FRESNO, Calif. — A citrus disease that has killed millions of citrus trees and cost growers billions of dollars across Florida and Brazil has been detected in California, despite the industry’s best efforts to keep it at bay.

After a week of testing the U.S. Department of Agriculture confirmed at noon Friday that citrus greening was detected in a lemon-grapefruit hybrid tree in a residential neighborhood of Los Angeles County.

The disease stands to threaten not only California’s nearly $2 billion citrus industry, but treasured backyard trees scattered throughout the state.

“Huanlongbing is called the world’s worst disease of citrus,” said Dr. Robert Leavitt of the California Department of Food and Agriculture. “It had been present until now in all of the world’s major citrus producing areas – except California.”

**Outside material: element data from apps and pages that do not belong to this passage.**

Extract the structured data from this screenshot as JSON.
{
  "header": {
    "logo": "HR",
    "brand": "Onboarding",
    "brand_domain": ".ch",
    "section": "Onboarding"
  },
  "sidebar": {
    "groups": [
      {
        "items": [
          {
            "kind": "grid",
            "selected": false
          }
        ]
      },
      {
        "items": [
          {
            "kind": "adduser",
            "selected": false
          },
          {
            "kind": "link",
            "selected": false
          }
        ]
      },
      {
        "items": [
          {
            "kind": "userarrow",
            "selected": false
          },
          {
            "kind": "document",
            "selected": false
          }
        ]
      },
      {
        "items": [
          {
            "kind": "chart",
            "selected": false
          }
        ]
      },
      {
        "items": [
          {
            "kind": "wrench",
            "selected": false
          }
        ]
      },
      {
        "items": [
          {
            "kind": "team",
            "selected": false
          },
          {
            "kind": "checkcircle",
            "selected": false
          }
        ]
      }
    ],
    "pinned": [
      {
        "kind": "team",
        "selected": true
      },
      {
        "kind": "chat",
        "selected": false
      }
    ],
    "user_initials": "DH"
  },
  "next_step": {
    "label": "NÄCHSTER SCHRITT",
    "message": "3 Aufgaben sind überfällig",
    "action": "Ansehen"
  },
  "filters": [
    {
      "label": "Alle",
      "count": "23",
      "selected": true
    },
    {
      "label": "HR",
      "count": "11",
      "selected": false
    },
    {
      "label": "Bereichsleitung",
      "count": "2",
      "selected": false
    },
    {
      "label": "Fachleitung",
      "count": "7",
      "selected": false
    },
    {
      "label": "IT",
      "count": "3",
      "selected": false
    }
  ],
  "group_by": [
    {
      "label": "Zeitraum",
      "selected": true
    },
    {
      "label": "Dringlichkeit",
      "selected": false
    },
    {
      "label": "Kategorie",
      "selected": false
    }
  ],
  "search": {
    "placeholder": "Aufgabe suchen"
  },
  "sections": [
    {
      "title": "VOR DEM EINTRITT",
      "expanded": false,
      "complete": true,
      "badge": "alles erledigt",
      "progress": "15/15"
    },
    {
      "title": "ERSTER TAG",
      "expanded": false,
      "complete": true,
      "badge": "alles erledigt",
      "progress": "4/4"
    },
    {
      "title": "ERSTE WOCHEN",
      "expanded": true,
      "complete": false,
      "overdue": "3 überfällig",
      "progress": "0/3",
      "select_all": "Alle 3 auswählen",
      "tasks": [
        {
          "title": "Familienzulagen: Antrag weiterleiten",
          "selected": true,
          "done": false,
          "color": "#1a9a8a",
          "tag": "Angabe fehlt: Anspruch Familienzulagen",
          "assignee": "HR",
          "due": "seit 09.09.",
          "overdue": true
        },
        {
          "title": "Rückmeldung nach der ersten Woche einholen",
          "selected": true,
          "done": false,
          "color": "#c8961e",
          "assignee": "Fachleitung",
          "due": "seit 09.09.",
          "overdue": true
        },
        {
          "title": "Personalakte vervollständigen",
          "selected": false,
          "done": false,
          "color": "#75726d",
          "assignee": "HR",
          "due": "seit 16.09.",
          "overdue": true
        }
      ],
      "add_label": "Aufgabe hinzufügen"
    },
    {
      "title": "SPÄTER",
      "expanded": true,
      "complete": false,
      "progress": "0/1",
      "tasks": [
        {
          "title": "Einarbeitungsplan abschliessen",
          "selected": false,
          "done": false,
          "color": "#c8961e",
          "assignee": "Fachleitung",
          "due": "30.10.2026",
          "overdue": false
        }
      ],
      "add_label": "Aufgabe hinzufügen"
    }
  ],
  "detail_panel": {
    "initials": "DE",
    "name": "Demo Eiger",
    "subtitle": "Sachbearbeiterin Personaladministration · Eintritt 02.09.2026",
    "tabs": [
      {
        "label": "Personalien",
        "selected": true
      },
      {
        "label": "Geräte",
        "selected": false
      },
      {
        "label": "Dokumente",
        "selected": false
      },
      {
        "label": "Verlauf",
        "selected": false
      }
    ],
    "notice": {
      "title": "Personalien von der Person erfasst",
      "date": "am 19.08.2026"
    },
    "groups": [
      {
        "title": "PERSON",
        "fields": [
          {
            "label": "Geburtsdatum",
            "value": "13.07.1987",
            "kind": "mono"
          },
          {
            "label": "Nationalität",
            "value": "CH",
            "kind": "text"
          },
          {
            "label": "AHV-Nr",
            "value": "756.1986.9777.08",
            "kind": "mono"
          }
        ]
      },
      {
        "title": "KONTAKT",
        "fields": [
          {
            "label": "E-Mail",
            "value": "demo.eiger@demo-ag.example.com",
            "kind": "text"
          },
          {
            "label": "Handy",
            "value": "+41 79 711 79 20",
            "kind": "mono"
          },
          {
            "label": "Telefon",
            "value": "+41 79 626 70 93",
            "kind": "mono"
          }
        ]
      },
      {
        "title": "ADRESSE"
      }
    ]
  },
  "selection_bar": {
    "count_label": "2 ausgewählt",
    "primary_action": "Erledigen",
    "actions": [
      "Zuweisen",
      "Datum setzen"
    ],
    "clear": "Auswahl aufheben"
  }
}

The bacterial disease, also known as huanglongbing, is carried by the Asian citrus psyllid and attacks a tree’s vascular system, producing bitter fruit and eventually killing the tree. Sap-sucking pysllids that feed on an infected tree become carriers of the disease.

It is not a threat to humans.